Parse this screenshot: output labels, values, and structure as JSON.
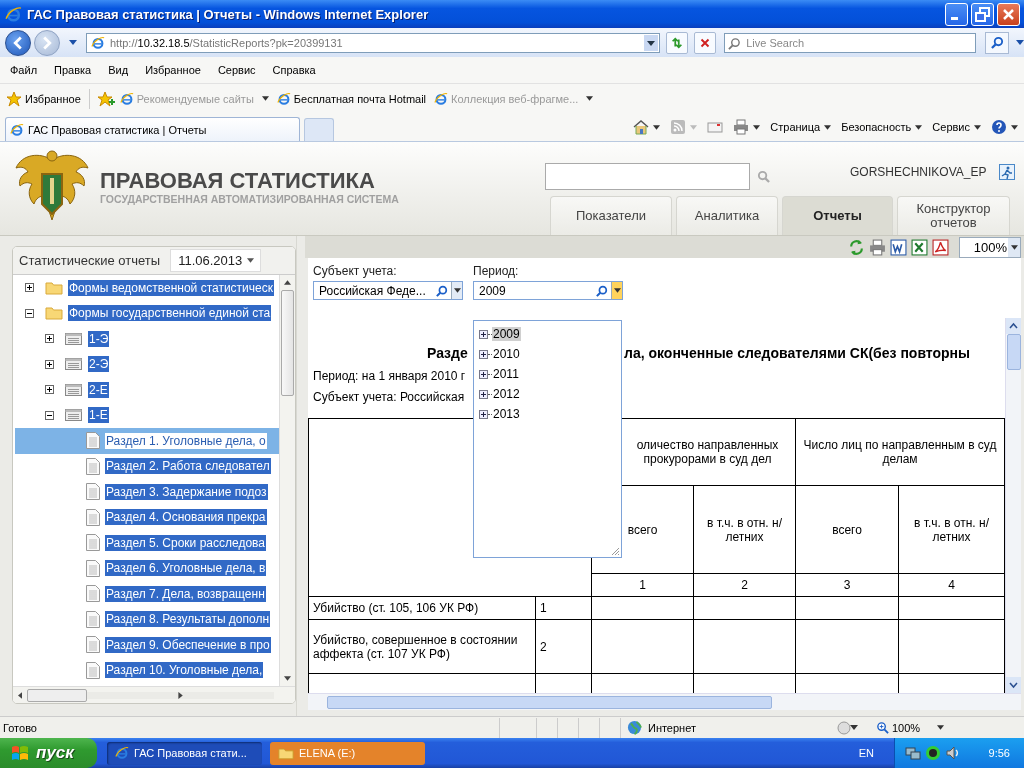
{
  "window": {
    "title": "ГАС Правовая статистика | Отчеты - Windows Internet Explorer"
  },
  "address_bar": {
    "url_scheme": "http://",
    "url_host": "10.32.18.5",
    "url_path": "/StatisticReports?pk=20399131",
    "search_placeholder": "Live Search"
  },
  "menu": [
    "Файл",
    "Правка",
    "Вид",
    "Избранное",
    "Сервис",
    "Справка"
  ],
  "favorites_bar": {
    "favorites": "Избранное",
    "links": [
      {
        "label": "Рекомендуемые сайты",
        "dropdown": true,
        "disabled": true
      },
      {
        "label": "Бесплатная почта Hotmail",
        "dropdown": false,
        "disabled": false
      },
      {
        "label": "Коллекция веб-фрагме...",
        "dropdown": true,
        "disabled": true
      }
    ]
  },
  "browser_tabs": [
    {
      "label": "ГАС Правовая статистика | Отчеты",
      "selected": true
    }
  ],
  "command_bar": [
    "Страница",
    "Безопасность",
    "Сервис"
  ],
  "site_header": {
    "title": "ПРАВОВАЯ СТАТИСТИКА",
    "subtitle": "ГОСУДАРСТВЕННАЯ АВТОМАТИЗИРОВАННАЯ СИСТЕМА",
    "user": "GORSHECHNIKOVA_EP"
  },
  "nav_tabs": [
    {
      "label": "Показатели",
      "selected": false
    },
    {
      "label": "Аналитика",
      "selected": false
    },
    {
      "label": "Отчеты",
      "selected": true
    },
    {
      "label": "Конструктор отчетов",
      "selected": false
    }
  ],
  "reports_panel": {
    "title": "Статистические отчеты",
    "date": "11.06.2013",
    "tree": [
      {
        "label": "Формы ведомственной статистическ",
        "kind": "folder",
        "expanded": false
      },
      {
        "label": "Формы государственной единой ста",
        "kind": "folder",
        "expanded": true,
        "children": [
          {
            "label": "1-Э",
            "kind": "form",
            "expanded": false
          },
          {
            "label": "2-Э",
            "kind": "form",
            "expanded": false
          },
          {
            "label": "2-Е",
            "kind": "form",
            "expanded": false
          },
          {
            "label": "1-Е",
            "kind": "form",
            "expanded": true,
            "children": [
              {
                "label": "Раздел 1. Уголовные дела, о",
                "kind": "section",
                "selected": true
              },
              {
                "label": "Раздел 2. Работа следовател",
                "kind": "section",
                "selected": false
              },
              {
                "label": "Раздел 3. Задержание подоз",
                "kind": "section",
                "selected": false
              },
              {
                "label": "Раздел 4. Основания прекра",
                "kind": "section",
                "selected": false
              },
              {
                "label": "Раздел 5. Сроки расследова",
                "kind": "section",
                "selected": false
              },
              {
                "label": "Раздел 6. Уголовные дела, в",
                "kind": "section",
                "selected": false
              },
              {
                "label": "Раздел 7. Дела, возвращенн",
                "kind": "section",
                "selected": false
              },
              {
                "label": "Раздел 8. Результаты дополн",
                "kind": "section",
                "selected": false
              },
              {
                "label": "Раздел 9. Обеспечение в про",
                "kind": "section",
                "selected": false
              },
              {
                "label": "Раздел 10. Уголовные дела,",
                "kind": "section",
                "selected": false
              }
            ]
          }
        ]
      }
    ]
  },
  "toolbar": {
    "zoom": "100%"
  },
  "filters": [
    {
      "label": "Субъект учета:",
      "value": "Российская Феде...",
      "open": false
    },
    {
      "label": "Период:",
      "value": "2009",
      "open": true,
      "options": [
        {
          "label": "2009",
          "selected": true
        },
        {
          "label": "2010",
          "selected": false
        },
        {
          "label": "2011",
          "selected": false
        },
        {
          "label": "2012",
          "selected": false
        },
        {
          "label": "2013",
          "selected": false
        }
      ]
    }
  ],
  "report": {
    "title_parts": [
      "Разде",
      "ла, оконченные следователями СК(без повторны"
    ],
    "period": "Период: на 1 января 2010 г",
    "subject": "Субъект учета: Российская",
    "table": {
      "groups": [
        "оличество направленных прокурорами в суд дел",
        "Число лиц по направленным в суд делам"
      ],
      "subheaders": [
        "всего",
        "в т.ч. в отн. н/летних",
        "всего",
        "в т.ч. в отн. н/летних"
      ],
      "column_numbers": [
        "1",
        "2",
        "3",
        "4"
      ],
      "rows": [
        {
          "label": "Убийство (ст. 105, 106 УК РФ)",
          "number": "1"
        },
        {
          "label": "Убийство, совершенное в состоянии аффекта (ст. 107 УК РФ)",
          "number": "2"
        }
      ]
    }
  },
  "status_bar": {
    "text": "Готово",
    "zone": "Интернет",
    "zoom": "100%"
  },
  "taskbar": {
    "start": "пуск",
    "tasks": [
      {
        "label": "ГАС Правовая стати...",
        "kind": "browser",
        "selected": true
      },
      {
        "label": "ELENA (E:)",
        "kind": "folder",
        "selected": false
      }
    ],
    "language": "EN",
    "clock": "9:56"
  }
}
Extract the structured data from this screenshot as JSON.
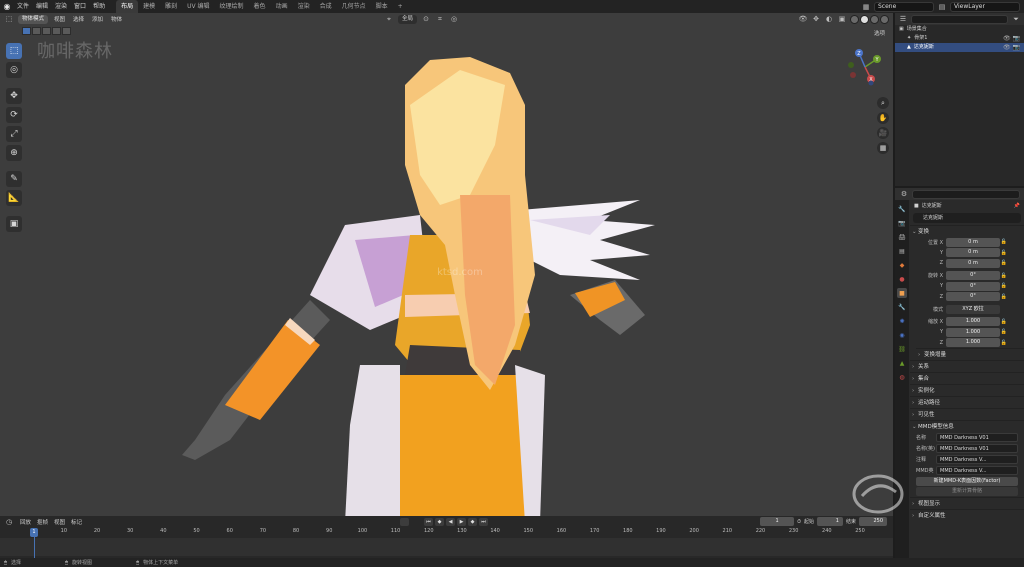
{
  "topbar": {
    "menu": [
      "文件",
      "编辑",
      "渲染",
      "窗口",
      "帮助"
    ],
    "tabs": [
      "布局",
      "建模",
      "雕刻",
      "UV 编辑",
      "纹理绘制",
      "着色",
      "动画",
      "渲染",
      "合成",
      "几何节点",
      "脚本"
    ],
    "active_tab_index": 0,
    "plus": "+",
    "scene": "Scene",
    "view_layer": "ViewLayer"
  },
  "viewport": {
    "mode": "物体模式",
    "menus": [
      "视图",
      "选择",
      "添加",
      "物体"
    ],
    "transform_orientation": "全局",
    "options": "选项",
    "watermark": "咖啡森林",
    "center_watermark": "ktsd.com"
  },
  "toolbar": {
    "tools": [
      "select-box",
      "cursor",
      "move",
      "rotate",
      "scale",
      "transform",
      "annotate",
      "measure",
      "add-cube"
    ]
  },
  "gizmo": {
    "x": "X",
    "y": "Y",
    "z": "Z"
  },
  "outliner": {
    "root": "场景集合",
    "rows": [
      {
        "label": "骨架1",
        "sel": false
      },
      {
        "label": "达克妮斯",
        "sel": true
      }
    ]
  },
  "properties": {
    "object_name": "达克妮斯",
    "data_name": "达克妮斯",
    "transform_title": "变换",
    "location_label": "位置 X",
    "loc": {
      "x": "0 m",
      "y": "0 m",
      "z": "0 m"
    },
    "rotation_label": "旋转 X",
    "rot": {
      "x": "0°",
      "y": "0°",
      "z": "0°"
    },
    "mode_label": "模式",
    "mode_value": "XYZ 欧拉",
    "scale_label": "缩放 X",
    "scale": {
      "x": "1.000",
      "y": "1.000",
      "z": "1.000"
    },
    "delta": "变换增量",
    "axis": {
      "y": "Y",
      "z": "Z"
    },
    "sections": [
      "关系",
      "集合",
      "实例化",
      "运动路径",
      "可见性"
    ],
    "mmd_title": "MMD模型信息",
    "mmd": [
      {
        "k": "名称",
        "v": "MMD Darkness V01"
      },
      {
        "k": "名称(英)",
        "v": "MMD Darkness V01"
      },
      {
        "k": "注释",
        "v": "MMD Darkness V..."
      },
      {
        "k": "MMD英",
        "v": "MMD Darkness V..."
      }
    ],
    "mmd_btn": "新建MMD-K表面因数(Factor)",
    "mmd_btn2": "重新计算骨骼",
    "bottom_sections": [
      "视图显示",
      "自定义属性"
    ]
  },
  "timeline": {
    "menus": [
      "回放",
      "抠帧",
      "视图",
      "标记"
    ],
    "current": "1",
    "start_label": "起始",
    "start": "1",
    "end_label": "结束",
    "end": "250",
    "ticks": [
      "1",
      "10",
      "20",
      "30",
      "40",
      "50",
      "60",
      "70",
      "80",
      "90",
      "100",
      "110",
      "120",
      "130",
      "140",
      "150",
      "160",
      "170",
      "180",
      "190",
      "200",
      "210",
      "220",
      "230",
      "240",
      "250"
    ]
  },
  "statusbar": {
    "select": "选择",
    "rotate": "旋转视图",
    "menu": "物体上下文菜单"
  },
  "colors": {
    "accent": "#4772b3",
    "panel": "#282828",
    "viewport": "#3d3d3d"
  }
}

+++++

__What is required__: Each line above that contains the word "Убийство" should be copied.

__Expected answer__:
          "label": "Убийство (ст. 105, 106 УК РФ)",
          "label": "Убийство, совершенное в состоянии аффекта (ст. 107 УК РФ)",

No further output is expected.